Introduction | Performance Analysis | Non-Instructional Intervention | Instructional Intervention | Business of HPT | Future of HPT HPT Human Performance Technology Ann M Jenkins ReferencesGlossary Classmate Contributions 15 Performance Analysis Lisa Kennedy – Performance Analysis Allen Wolf – The Language of Work Lisa Kennedy – Dick and Carey Non-instructional Interventions Allen Wolf – Strategic Planning Ron Walton – Feedback Bill Piersol – Organizational Design Davin Shing – Work Design Lisa Kennedy – Compensation Systems Diane Holcomb – Incentives Elizebeth Hennessey – Motivational Systems Instructional Interventions Allen Wolf – Team-based training Diane Holcomb – Job Analysis Jen Sinclair – Kaufman’s OEM Davin Shing – Role Playing Ron Walton – OJT Michael Gross – Reusable Learning Objects Business and Process Allen Wolf – Leadership Bill Piersol – Consulting Tool Diane Holcomb – Demonstrating Worth Elizabeth Hennessy – Ethics Elizabeth Hennessy – Project Management Ann Jenkins Contributions Key points of HPT Critical attributes of HPT Gilbert’s BEM in Action Performance Analysis Participatory Lecture Job Aids

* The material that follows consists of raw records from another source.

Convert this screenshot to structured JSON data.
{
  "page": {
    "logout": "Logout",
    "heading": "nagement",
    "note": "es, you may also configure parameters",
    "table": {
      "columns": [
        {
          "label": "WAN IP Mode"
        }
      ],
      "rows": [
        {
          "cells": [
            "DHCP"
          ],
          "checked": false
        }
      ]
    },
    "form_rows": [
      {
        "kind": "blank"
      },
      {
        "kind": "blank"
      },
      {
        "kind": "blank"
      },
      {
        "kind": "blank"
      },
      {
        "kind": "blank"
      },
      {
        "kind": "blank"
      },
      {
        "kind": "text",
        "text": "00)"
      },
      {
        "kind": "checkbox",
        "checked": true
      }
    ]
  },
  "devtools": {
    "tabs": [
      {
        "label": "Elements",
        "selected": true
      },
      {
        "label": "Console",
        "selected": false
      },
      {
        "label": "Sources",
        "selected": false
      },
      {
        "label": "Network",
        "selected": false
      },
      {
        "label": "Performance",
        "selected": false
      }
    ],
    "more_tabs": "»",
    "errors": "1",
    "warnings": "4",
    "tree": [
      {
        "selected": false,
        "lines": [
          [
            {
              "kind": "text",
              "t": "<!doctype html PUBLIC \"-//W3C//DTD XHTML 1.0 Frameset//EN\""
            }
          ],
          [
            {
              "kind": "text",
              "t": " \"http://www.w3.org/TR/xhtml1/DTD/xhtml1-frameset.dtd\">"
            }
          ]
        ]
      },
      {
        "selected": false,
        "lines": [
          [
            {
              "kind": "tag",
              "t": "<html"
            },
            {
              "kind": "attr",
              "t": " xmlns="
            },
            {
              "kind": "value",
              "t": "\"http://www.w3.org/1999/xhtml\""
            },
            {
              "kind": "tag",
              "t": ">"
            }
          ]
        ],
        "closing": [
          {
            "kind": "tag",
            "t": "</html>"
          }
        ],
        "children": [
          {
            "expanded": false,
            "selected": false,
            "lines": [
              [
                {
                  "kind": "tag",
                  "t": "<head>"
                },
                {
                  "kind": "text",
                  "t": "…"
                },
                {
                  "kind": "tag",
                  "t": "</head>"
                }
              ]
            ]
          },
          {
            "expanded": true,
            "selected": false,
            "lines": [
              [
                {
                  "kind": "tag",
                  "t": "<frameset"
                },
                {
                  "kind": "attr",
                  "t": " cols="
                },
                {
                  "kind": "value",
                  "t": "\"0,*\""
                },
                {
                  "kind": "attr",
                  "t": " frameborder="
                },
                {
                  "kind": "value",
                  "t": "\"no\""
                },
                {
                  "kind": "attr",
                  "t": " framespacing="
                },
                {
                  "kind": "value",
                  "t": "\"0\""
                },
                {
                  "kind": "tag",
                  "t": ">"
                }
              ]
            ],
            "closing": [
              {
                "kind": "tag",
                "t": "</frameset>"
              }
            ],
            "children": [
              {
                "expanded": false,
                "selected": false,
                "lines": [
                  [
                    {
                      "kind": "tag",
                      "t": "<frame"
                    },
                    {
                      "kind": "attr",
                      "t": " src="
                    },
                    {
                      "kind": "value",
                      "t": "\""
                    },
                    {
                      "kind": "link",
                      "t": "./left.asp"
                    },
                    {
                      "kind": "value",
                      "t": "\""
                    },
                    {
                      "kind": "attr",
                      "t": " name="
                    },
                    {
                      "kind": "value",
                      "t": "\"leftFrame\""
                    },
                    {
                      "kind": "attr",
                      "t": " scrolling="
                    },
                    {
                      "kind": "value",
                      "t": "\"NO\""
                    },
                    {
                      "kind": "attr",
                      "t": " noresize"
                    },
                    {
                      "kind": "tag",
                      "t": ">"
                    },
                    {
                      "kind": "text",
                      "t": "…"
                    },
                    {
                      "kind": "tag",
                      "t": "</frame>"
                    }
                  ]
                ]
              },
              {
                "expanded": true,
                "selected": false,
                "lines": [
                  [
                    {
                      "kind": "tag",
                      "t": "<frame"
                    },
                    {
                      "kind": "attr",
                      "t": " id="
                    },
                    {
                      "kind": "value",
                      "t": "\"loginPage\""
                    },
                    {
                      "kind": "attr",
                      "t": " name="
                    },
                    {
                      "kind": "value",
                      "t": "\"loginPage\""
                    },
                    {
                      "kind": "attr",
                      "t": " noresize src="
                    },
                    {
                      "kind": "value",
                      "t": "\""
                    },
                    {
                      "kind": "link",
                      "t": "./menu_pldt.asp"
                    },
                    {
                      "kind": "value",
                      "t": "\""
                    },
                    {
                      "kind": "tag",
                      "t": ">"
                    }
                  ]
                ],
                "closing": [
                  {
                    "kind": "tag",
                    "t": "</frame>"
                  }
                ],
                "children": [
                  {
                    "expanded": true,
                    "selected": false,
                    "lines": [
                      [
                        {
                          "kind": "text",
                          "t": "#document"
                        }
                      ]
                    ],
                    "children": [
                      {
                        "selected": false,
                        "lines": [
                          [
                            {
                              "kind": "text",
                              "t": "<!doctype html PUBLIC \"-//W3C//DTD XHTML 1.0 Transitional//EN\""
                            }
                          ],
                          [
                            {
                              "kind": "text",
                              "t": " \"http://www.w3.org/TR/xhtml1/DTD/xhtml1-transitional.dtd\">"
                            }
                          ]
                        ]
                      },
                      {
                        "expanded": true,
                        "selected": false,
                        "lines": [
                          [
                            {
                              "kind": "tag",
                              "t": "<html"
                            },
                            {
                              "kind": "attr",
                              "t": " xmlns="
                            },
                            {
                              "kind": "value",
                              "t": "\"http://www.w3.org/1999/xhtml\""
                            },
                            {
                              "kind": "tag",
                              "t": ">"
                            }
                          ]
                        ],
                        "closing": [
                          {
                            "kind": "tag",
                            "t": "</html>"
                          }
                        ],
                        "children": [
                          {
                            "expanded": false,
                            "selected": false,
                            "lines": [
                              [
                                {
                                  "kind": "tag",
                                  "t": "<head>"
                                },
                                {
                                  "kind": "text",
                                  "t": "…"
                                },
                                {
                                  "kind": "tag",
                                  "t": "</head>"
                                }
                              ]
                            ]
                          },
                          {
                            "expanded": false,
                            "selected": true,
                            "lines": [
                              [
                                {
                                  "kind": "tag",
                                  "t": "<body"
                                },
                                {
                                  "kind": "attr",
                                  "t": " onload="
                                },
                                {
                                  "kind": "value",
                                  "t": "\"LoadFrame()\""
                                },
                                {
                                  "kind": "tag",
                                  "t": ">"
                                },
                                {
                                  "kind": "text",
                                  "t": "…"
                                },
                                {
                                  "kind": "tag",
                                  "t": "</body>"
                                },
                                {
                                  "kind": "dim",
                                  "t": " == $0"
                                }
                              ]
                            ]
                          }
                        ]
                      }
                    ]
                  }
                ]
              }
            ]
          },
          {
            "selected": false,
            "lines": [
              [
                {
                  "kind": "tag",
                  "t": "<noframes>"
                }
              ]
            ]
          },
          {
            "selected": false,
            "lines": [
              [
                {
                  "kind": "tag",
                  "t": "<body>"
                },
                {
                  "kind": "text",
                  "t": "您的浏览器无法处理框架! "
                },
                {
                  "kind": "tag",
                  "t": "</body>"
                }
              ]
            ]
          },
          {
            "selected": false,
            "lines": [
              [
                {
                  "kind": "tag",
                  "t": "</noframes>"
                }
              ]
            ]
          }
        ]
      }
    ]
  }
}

HPT Human Performance Technology Ann M Jenkins Questions? Thank you for viewing this presentation. I hope it has been helpful to you to gain a better understanding of the field of Human Performance Technology.